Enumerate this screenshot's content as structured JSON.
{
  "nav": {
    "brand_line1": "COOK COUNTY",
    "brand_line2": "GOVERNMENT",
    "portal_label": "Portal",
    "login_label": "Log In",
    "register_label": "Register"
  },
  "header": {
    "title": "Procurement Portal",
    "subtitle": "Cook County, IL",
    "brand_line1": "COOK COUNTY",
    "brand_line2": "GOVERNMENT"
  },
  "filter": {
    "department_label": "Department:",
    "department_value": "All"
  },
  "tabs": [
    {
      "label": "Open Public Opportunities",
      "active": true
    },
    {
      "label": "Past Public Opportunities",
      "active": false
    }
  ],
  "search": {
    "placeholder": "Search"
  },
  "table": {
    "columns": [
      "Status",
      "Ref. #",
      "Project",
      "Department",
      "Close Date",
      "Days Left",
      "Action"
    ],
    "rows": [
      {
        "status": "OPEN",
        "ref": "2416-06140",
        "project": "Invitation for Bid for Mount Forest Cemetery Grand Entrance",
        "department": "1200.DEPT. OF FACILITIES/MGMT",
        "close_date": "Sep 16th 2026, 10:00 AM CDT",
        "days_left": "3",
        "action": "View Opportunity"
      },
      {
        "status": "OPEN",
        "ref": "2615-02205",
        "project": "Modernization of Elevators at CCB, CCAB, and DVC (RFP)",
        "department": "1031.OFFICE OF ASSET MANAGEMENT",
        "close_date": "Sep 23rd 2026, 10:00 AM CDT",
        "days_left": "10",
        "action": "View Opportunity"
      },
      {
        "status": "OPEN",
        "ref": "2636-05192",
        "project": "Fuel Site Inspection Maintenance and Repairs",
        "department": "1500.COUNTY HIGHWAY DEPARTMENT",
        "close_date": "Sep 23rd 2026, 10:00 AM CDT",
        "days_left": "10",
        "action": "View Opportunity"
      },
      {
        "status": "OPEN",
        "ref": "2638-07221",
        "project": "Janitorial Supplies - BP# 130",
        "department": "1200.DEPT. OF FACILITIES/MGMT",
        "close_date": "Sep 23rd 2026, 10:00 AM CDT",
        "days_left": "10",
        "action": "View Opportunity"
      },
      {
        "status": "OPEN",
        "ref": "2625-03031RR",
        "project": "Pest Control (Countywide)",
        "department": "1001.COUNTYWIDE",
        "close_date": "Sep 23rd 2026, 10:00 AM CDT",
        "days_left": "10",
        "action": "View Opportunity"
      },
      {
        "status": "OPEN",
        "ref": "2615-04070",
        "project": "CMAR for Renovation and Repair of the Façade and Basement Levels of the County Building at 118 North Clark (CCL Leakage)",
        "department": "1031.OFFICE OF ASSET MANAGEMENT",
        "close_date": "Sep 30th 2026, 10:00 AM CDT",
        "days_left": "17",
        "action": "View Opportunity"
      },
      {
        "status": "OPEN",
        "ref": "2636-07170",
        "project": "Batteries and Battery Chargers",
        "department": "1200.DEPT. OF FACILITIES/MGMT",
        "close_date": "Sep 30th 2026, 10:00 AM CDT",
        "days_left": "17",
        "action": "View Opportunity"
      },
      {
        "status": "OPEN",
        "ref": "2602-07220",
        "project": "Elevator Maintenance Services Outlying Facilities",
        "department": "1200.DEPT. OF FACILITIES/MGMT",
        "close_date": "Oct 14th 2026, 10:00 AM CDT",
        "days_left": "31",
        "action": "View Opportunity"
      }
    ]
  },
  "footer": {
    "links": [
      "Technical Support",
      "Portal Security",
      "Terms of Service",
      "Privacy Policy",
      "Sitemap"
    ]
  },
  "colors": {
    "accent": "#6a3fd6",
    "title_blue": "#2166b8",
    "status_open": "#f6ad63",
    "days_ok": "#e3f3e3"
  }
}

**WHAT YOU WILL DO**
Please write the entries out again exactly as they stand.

**RESPONSE TO THE EXERCISE**
Enumerate this screenshot's content as structured JSON.
{
  "nav": {
    "brand_line1": "COOK COUNTY",
    "brand_line2": "GOVERNMENT",
    "portal_label": "Portal",
    "login_label": "Log In",
    "register_label": "Register"
  },
  "header": {
    "title": "Procurement Portal",
    "subtitle": "Cook County, IL",
    "brand_line1": "COOK COUNTY",
    "brand_line2": "GOVERNMENT"
  },
  "filter": {
    "department_label": "Department:",
    "department_value": "All"
  },
  "tabs": [
    {
      "label": "Open Public Opportunities",
      "active": true
    },
    {
      "label": "Past Public Opportunities",
      "active": false
    }
  ],
  "search": {
    "placeholder": "Search"
  },
  "table": {
    "columns": [
      "Status",
      "Ref. #",
      "Project",
      "Department",
      "Close Date",
      "Days Left",
      "Action"
    ],
    "rows": [
      {
        "status": "OPEN",
        "ref": "2416-06140",
        "project": "Invitation for Bid for Mount Forest Cemetery Grand Entrance",
        "department": "1200.DEPT. OF FACILITIES/MGMT",
        "close_date": "Sep 16th 2026, 10:00 AM CDT",
        "days_left": "3",
        "action": "View Opportunity"
      },
      {
        "status": "OPEN",
        "ref": "2615-02205",
        "project": "Modernization of Elevators at CCB, CCAB, and DVC (RFP)",
        "department": "1031.OFFICE OF ASSET MANAGEMENT",
        "close_date": "Sep 23rd 2026, 10:00 AM CDT",
        "days_left": "10",
        "action": "View Opportunity"
      },
      {
        "status": "OPEN",
        "ref": "2636-05192",
        "project": "Fuel Site Inspection Maintenance and Repairs",
        "department": "1500.COUNTY HIGHWAY DEPARTMENT",
        "close_date": "Sep 23rd 2026, 10:00 AM CDT",
        "days_left": "10",
        "action": "View Opportunity"
      },
      {
        "status": "OPEN",
        "ref": "2638-07221",
        "project": "Janitorial Supplies - BP# 130",
        "department": "1200.DEPT. OF FACILITIES/MGMT",
        "close_date": "Sep 23rd 2026, 10:00 AM CDT",
        "days_left": "10",
        "action": "View Opportunity"
      },
      {
        "status": "OPEN",
        "ref": "2625-03031RR",
        "project": "Pest Control (Countywide)",
        "department": "1001.COUNTYWIDE",
        "close_date": "Sep 23rd 2026, 10:00 AM CDT",
        "days_left": "10",
        "action": "View Opportunity"
      },
      {
        "status": "OPEN",
        "ref": "2615-04070",
        "project": "CMAR for Renovation and Repair of the Façade and Basement Levels of the County Building at 118 North Clark (CCL Leakage)",
        "department": "1031.OFFICE OF ASSET MANAGEMENT",
        "close_date": "Sep 30th 2026, 10:00 AM CDT",
        "days_left": "17",
        "action": "View Opportunity"
      },
      {
        "status": "OPEN",
        "ref": "2636-07170",
        "project": "Batteries and Battery Chargers",
        "department": "1200.DEPT. OF FACILITIES/MGMT",
        "close_date": "Sep 30th 2026, 10:00 AM CDT",
        "days_left": "17",
        "action": "View Opportunity"
      },
      {
        "status": "OPEN",
        "ref": "2602-07220",
        "project": "Elevator Maintenance Services Outlying Facilities",
        "department": "1200.DEPT. OF FACILITIES/MGMT",
        "close_date": "Oct 14th 2026, 10:00 AM CDT",
        "days_left": "31",
        "action": "View Opportunity"
      }
    ]
  },
  "footer": {
    "links": [
      "Technical Support",
      "Portal Security",
      "Terms of Service",
      "Privacy Policy",
      "Sitemap"
    ]
  },
  "colors": {
    "accent": "#6a3fd6",
    "title_blue": "#2166b8",
    "status_open": "#f6ad63",
    "days_ok": "#e3f3e3"
  }
}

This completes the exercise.